What we must consider is that the trees are only 8 months old and there are absolutely no grasses between the trees.

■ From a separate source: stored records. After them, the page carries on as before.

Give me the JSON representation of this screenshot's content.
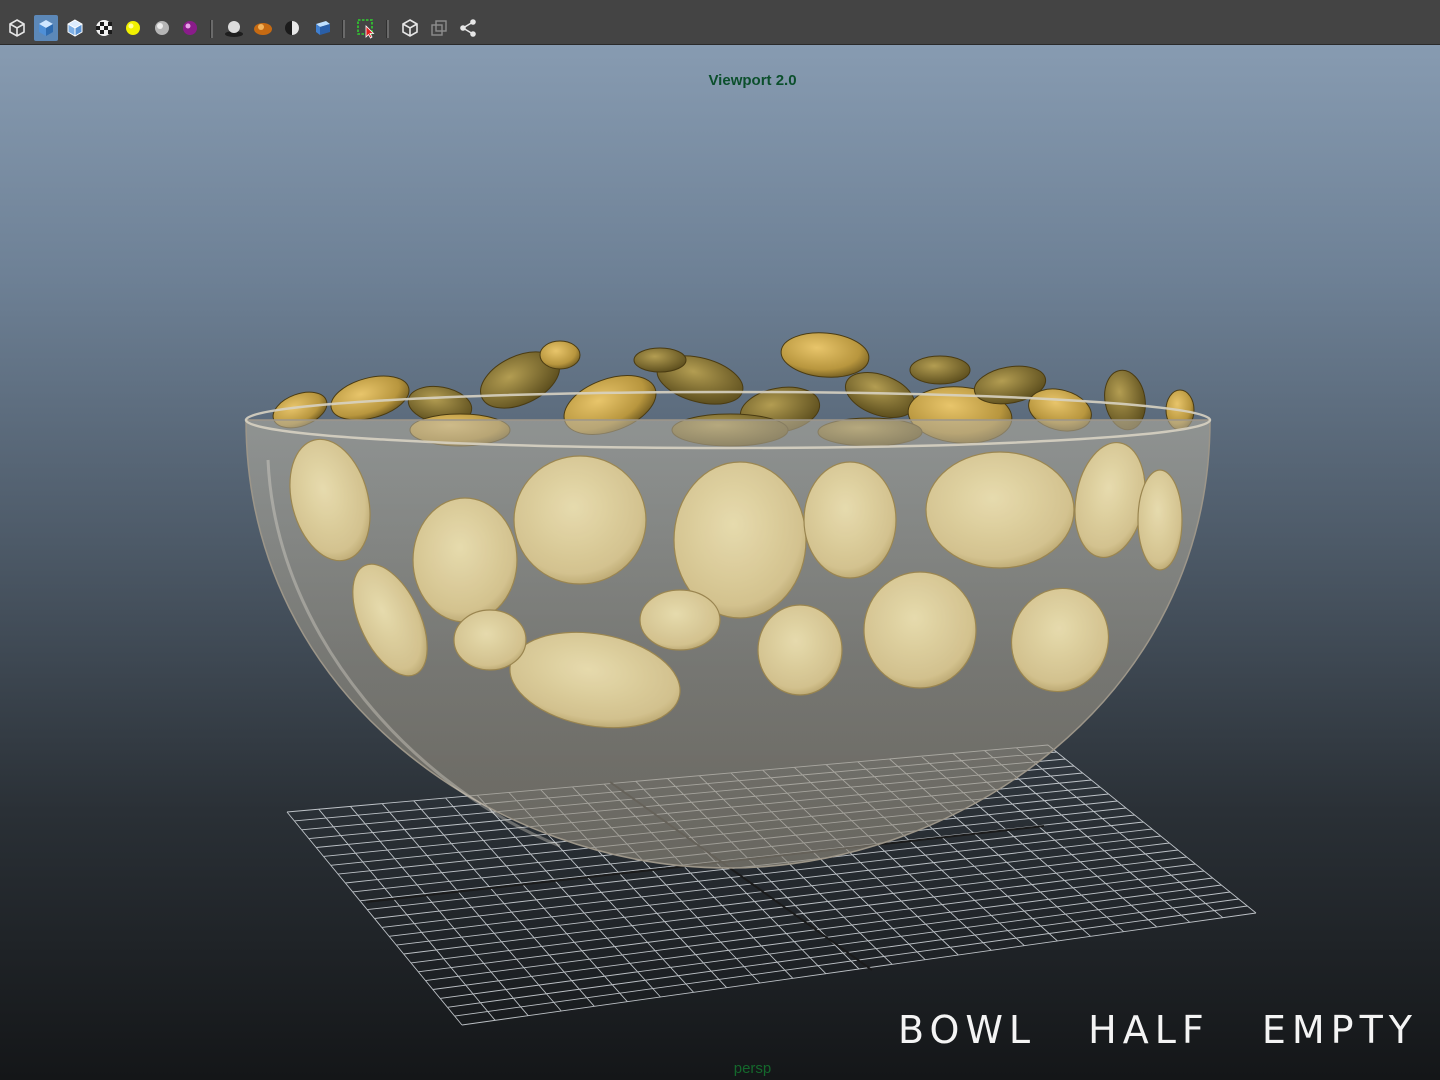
{
  "toolbar": {
    "tools": [
      {
        "icon": "wireframe-cube-icon",
        "active": false
      },
      {
        "icon": "smooth-shade-cube-icon",
        "active": true
      },
      {
        "icon": "wireframe-on-shaded-icon",
        "active": false
      },
      {
        "icon": "textured-checker-icon",
        "active": false
      },
      {
        "icon": "use-all-lights-icon",
        "active": false
      },
      {
        "icon": "default-material-sphere-icon",
        "active": false
      },
      {
        "icon": "shaded-material-sphere-icon",
        "active": false
      },
      {
        "icon": "shadows-icon",
        "active": false
      },
      {
        "icon": "screen-space-ao-icon",
        "active": false
      },
      {
        "icon": "half-shade-icon",
        "active": false
      },
      {
        "icon": "xray-cube-icon",
        "active": false
      },
      {
        "icon": "select-camera-icon",
        "active": false
      },
      {
        "icon": "isolate-select-cube-icon",
        "active": false
      },
      {
        "icon": "xray-active-components-icon",
        "active": false
      },
      {
        "icon": "node-graph-icon",
        "active": false
      }
    ]
  },
  "viewport": {
    "renderer_label": "Viewport 2.0",
    "camera_label": "persp",
    "caption": "BOWL HALF EMPTY"
  },
  "colors": {
    "toolbar_bg": "#444444",
    "active_tool": "#5c88b8",
    "renderer_label": "#0b4f2c",
    "camera_label": "#14682c",
    "caption": "#f4f4f4",
    "chip_gold": "#c9a94e",
    "chip_pale": "#e2d3a0",
    "grid_line": "#d8dde2"
  }
}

The Lucerne trees were the sole grazing.

By next year the same hectare will give us 12 day’s grazing when some grasses are established between the trees.

Happy farming!